—Wayétu Moore, author of She Would Be King and The Dragons, the Giant, the Women
“D. Watkins has long been one of our most profound memoirists... The scenes are so full of life, the prose so masterful that I was lost in D.'s world. I dare you to read the first chapter and then try to put this book down.”—Baynard Woods, author of Inheritance
On We Speak for Ourselves: "[D. Watkins] is not another elite voice for the voiceless. He is, this book is, an amplifier of low income Black voices who have their own voices and have no problem using them. He dares us to listen.”—Ibram X. Kendi, author of How to Be an Anti-Racist

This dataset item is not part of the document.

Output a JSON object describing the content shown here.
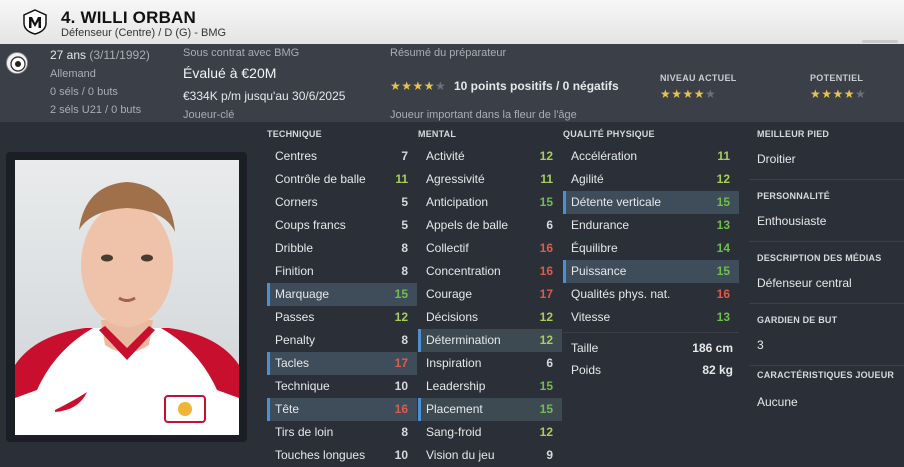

On We Speak for Ourselves: “Watkins’ latest work shows the black community is not a monolith. Even as we may wear the iconic t-shirts of the struggle yet have different thoughts about the issues faced. We are a diverse and proud community, trying to come to grips with who we are; sometimes wearing a mask within our own brother and sisterhood."—April Ryan, author of Under Fire
On We Speak for Ourselves: "Watkins writes with a type of profound love for the Black forgotten that will compel all who read his timely words to never forget the Black people and places so many cultural critics and thought leaders disremember with ease.”—Darnell L. Moore, author of No Ashes in the Fire
On The Cook Up: “Amazing storytelling that brings us deep into the reality of East Baltimore. A moving and important piece of contemporary memoir.”—Wes Moore, author of The Work and The Other Wes Moore
On The Cook Up: "An unflinching, raw, coming-of-age account of the personal impact of the drug trade. Simply a must-read.”—DeRay Mckesson, author of On the Other Side of Freedom
On D. Watkins: "That Watkins threaded his way from those corners to the page is rare enough. That he is so committed to pulling this world through with him—enough of it to at least rub our noses in it and make us acknowledge some collective responsibility—is precious."—David Simon, author of The Corner and Creator of HBO's The Wire
On D. Watkins: “Watkins’ latest work shows the black community is not a monolith. Even as we may wear the iconic t-shirts of the struggle yet have different thoughts about the issues faced. We are a diverse and proud community, trying to come to grips with who we are; sometimes wearing a mask within our own brother and sisterhood."—Jada Pinkett Smith, American actress
On The Cook Up: "An important story for both Black and white America, as well as this country’s political leadership, to read, if we’re truly going to tackle the challenges that are facing our communities all across the country.”—Chuck Todd, correspondent, NBC's Meet the Press
- On Sale
- May 17, 2022
- Page Count
- 240 pages
- Legacy Lit